Things kind of flatten out in mile two, and oh man, did I mention the hot wind to our faces? Yuck. I can't breathe and cannot get in a good breath. I try to loosen up and calm down a little without losing pace. I'm getting to the point where I'd love some honest feedback here with regard to whether that's just normal for a race where you go 110%, or if that sounds like a possible touch of exercise-induced asthma. I've experienced episodes like that in extreme heat and cold, though not chronically, and I'm not sure if I ought to visit the doctor for that or just consider it to be par for the course. But, I digress...
Ladies #1 and #2 were still in my sight. All of a sudden, #2 stops for a shoe issue and although it's just ten seconds tops, I try to pound ahead with energy. She's tough, though, and steams on past again but doesn't make it back up to #1. I got a little burst of speed and really gave it all I had, and a few more tenths of a mile up I slid past two guys and the #2 lady, determined to fight to hold onto that position and set a PR.
Mile 2: 6:52
Okay, I am really feeling it now. I did not check my pace on my watch until I knew I was well over the 2.5 mile mark. That stretch of the first half in the third mile is usually pretty mentally tough for me so I thought I'd just disconnect from my Garmin, disconnect from the pain and race hard. First place seemed to be about 15-20 seconds ahead and I didn't want to spend any energy worrying about anyone behind me. I pushed on despite that increasingly more noticeable feeling of wanting to puke. I gave the Garmin a look finally and it was at about 2.6 miles-a great mental place for me when I could say "almost there, put on a good finishing kick, go get that PR."

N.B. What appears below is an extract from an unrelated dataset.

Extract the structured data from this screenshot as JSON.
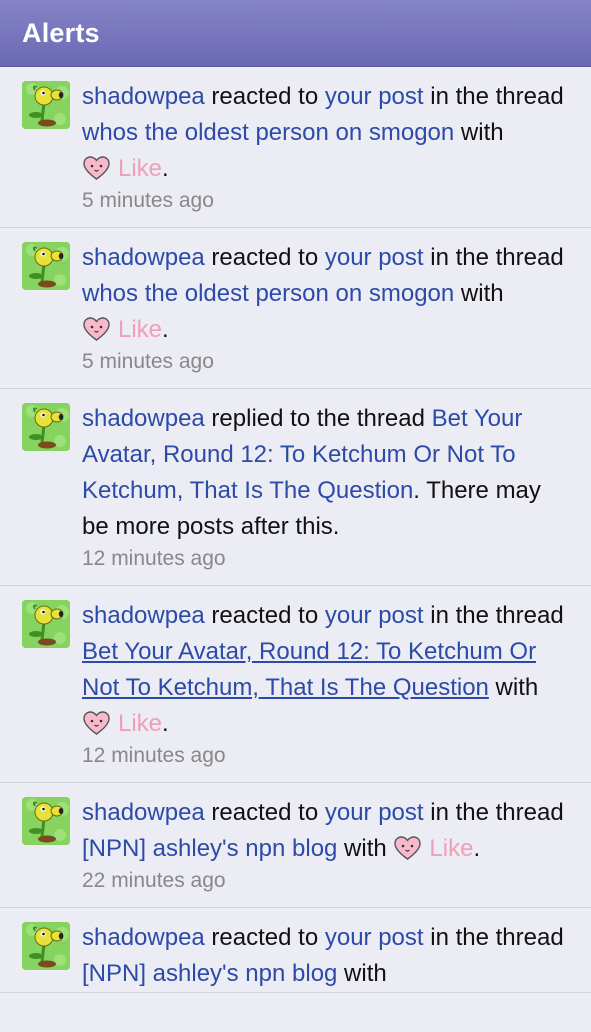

Approaching the mile 3 mark, we finally get a little bit of shade here and there. It's enough to make a difference for me and I don't feel ready to stop now.
Mile 3: 7:12
I turn the corner for home and can see the finishers chute and don't know if I am close to getting clipped at the finish. I pounded it in hard, and just gave it all I had.
Last .1 (Garmin measured it exactly, too)-:37.74 (6:07 pace), Garmin time 20:58, official race time 20:57, second overall female and first in age group. That's a new PR by 43 seconds, and despite the downhill factor indeed giving us a chance to feel what it would be like to race at sea level, as the RD told us, I'm very happy with that time given that the heat, sun beating down, and stiff hot breeze to the face off and on out there did not make this an easy walk in the park to get that PR.
I thought that only overall open and Masters were getting prizes today, but they had money for second place, too, so I won $25 that I am going to turn around and give to Girls on the Run (I'm running with SoleMates, the former Team Tiara fundraising program for GOTR. If anyone's interested in checking it out, visit my page here).
I also won a door prize, bumper boat tickets for the local fun park, which my kids will love! Only odd thing is that they re-named me the 30-39 winner-even though it was just a ribbon I think they should have bumped me out, and acknowledged the third overall girl as our age group winner. She ran one heckuva race and I was glad we got to push each other out there like that. I believe she was about 25 seconds back from me but don't quote me on that-she had one great finishing kick two weeks ago so I am willing to bet that we were running a lot closer for most of the second half.
So, thus ends my three 5K's in three weeks tour. I have to say that as much as this distance hurts from start to finish, it's been a great way to slide in speed work before I really get started with marathon training. Two weeks from now, I will get to slow the pace down a bit at the Pteranodon Ptrot, where I will run their 10K race. They do have an accompanying 5K, but I've had more than enough of these all-out 5K efforts as of late. I recently ordered a new tech shirt from fellow runner/blogger/shirt designer Flo, and think I will don it for that event, because I really do promise myself a favorite microbrew to sit back and sip on in the evening following races. If anything, maybe I can illicit a few giggles from course volunteers while I am out there.